Q. I usually pay child maintenance out of my salary, I am now on furlough, will this still be deducted?
Your employer will deduct Income Tax, National Insurance contributions and any other deductions that they would normally make
Q. I am currently still working but live with a person who has been advised to shield as have underlying health issues. I am the only carer, can I be furloughed?
April 2020 no longer requires a person who is shielding or living with someone shielding to be at risk of redundancy to qualify for the Coronavirus Job Retention Scheme. Employers have a duty of care and moral responsibility to ensure and support employees abide by the guidance. Where possible, employers can set up their shielding employees or those living with people who are shielding to work from home during the 12 week period. If working from home is not practical, a conversation between yourself and your employer would be the best approach to explain your concerns. Employers must not to discriminate directly or indirectly against an employee who is obligated to shield, including someone who lives with a person required to shield. Employees who are not required to shield or classed as vulnerable who have genuine concern due to their age, an illness or any type of anxiety should have support from employers by offering reasonable adjustments of flexible working or allowing a period of leave. If your employer does not offer you furlough you may choose to self isolate. Unless you are self isolating due to symptoms of Covid – 19 you will not be entitled to SSP.
Shift Allowance on furlough
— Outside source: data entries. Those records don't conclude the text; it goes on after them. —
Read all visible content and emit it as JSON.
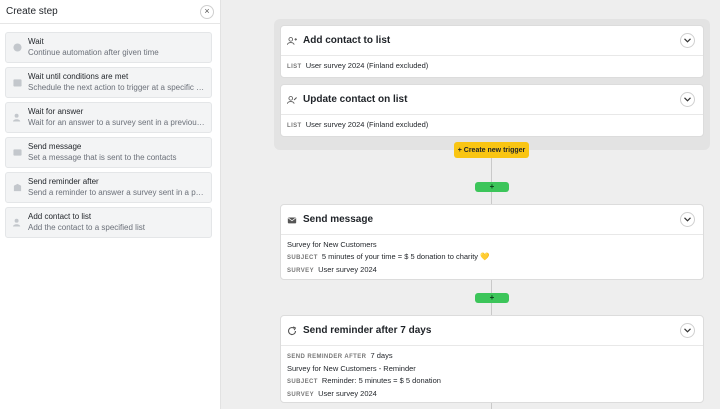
{
  "panel": {
    "title": "Create step",
    "close_glyph": "×",
    "steps": [
      {
        "name": "Wait",
        "desc": "Continue automation after given time",
        "icon": "clock-icon"
      },
      {
        "name": "Wait until conditions are met",
        "desc": "Schedule the next action to trigger at a specific ti...",
        "icon": "calendar-icon"
      },
      {
        "name": "Wait for answer",
        "desc": "Wait for an answer to a survey sent in a previous s...",
        "icon": "user-wait-icon"
      },
      {
        "name": "Send message",
        "desc": "Set a message that is sent to the contacts",
        "icon": "mail-icon"
      },
      {
        "name": "Send reminder after",
        "desc": "Send a reminder to answer a survey sent in a previ...",
        "icon": "reminder-icon"
      },
      {
        "name": "Add contact to list",
        "desc": "Add the contact to a specified list",
        "icon": "user-add-icon"
      }
    ]
  },
  "canvas": {
    "create_trigger_label": "+ Create new trigger",
    "add_label": "+",
    "cards": {
      "add_contact": {
        "title": "Add contact to list",
        "list_label": "LIST",
        "list_value": "User survey 2024 (Finland excluded)"
      },
      "update_contact": {
        "title": "Update contact on list",
        "list_label": "LIST",
        "list_value": "User survey 2024 (Finland excluded)"
      },
      "send_message": {
        "title": "Send message",
        "line1": "Survey for New Customers",
        "subject_label": "SUBJECT",
        "subject_value": "5 minutes of your time = $ 5 donation to charity",
        "subject_emoji": "💛",
        "survey_label": "SURVEY",
        "survey_value": "User survey 2024"
      },
      "send_reminder": {
        "title": "Send reminder after 7 days",
        "after_label": "SEND REMINDER AFTER",
        "after_value": "7 days",
        "line1": "Survey for New Customers - Reminder",
        "subject_label": "SUBJECT",
        "subject_value": "Reminder: 5 minutes = $ 5 donation",
        "survey_label": "SURVEY",
        "survey_value": "User survey 2024"
      }
    }
  }
}
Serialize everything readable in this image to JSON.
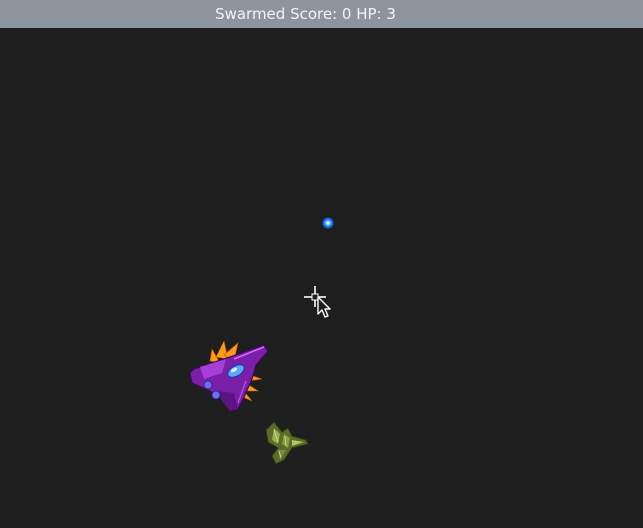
{
  "window": {
    "title": "Swarmed Score: 0 HP: 3"
  },
  "game": {
    "background_color": "#1e1e1e",
    "titlebar_color": "#8c959e",
    "sprites": {
      "bullet": "blue-energy-bullet",
      "cursor": "crosshair-arrow-cursor",
      "player": "purple-fighter-jet",
      "enemy": "green-alien-ship"
    }
  }
}
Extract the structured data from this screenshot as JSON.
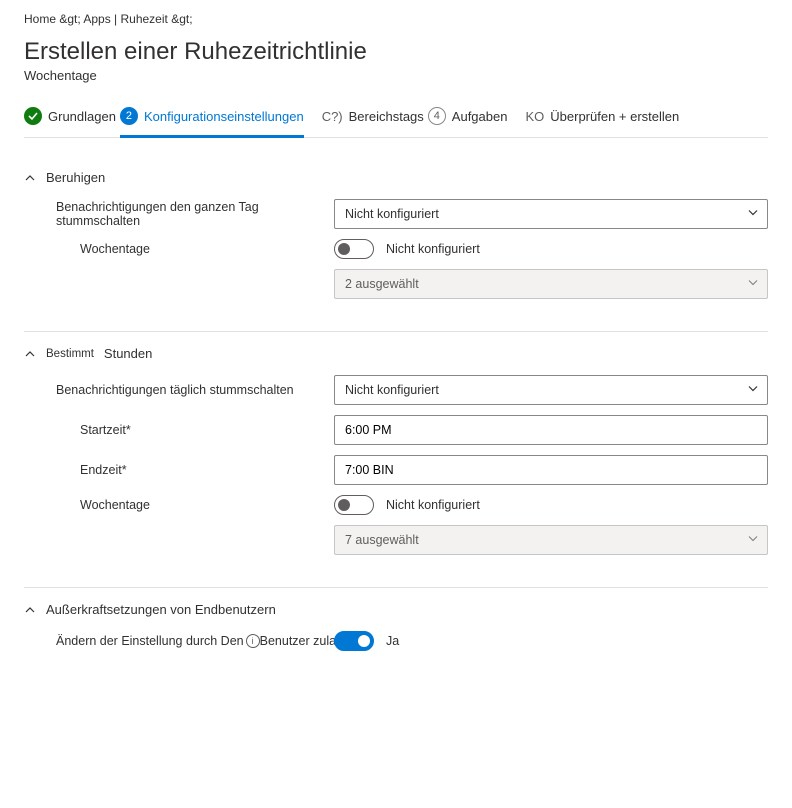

We are asked specifically about payment allowances for shift workers as part of the furlough scheme, with further information about this in the above questions.